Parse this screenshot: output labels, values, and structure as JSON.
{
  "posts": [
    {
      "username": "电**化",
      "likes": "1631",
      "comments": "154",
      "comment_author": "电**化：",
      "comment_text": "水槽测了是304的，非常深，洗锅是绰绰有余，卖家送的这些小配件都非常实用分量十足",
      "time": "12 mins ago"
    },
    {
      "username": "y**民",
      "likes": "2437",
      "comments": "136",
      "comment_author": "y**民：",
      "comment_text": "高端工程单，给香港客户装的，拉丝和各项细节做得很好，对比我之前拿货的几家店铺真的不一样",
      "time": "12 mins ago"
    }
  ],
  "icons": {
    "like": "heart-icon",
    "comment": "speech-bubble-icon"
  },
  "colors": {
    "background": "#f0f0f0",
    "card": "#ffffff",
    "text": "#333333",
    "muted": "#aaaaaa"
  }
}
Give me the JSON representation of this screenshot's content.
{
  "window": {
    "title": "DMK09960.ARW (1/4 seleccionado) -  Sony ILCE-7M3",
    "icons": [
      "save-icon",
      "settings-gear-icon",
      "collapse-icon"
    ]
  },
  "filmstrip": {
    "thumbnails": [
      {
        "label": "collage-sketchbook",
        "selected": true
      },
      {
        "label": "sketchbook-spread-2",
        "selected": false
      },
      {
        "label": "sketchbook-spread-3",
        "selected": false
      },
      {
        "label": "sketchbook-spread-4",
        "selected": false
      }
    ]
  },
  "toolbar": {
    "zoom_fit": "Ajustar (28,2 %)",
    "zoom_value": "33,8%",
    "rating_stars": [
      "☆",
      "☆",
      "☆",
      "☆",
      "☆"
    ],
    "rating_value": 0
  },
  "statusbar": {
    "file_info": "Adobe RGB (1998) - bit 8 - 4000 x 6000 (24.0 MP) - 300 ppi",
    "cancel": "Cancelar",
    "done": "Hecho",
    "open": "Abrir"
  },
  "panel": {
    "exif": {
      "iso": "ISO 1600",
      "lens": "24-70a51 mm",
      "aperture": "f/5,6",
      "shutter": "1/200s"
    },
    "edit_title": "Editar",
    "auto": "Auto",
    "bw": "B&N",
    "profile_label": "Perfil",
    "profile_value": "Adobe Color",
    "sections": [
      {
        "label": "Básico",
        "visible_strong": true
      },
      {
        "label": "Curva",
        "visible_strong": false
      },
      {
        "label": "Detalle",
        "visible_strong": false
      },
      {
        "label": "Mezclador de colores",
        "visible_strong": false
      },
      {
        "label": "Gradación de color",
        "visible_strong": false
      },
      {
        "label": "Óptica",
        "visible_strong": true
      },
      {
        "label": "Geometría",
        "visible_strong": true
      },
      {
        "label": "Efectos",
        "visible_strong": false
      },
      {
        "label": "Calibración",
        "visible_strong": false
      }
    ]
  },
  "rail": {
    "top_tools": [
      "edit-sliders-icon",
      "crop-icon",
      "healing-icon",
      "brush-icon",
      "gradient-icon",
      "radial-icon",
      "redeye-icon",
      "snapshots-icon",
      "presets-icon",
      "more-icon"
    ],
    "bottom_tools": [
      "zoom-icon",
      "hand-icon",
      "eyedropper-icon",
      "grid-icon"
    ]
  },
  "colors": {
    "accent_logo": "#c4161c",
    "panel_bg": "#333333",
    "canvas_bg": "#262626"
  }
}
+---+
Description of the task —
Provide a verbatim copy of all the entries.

Solution to this task —
Parse this screenshot: output labels, values, and structure as JSON.
{
  "posts": [
    {
      "username": "电**化",
      "likes": "1631",
      "comments": "154",
      "comment_author": "电**化：",
      "comment_text": "水槽测了是304的，非常深，洗锅是绰绰有余，卖家送的这些小配件都非常实用分量十足",
      "time": "12 mins ago"
    },
    {
      "username": "y**民",
      "likes": "2437",
      "comments": "136",
      "comment_author": "y**民：",
      "comment_text": "高端工程单，给香港客户装的，拉丝和各项细节做得很好，对比我之前拿货的几家店铺真的不一样",
      "time": "12 mins ago"
    }
  ],
  "icons": {
    "like": "heart-icon",
    "comment": "speech-bubble-icon"
  },
  "colors": {
    "background": "#f0f0f0",
    "card": "#ffffff",
    "text": "#333333",
    "muted": "#aaaaaa"
  }
}
Give me the JSON representation of this screenshot's content.
{
  "window": {
    "title": "DMK09960.ARW (1/4 seleccionado) -  Sony ILCE-7M3",
    "icons": [
      "save-icon",
      "settings-gear-icon",
      "collapse-icon"
    ]
  },
  "filmstrip": {
    "thumbnails": [
      {
        "label": "collage-sketchbook",
        "selected": true
      },
      {
        "label": "sketchbook-spread-2",
        "selected": false
      },
      {
        "label": "sketchbook-spread-3",
        "selected": false
      },
      {
        "label": "sketchbook-spread-4",
        "selected": false
      }
    ]
  },
  "toolbar": {
    "zoom_fit": "Ajustar (28,2 %)",
    "zoom_value": "33,8%",
    "rating_stars": [
      "☆",
      "☆",
      "☆",
      "☆",
      "☆"
    ],
    "rating_value": 0
  },
  "statusbar": {
    "file_info": "Adobe RGB (1998) - bit 8 - 4000 x 6000 (24.0 MP) - 300 ppi",
    "cancel": "Cancelar",
    "done": "Hecho",
    "open": "Abrir"
  },
  "panel": {
    "exif": {
      "iso": "ISO 1600",
      "lens": "24-70a51 mm",
      "aperture": "f/5,6",
      "shutter": "1/200s"
    },
    "edit_title": "Editar",
    "auto": "Auto",
    "bw": "B&N",
    "profile_label": "Perfil",
    "profile_value": "Adobe Color",
    "sections": [
      {
        "label": "Básico",
        "visible_strong": true
      },
      {
        "label": "Curva",
        "visible_strong": false
      },
      {
        "label": "Detalle",
        "visible_strong": false
      },
      {
        "label": "Mezclador de colores",
        "visible_strong": false
      },
      {
        "label": "Gradación de color",
        "visible_strong": false
      },
      {
        "label": "Óptica",
        "visible_strong": true
      },
      {
        "label": "Geometría",
        "visible_strong": true
      },
      {
        "label": "Efectos",
        "visible_strong": false
      },
      {
        "label": "Calibración",
        "visible_strong": false
      }
    ]
  },
  "rail": {
    "top_tools": [
      "edit-sliders-icon",
      "crop-icon",
      "healing-icon",
      "brush-icon",
      "gradient-icon",
      "radial-icon",
      "redeye-icon",
      "snapshots-icon",
      "presets-icon",
      "more-icon"
    ],
    "bottom_tools": [
      "zoom-icon",
      "hand-icon",
      "eyedropper-icon",
      "grid-icon"
    ]
  },
  "colors": {
    "accent_logo": "#c4161c",
    "panel_bg": "#333333",
    "canvas_bg": "#262626"
  }
}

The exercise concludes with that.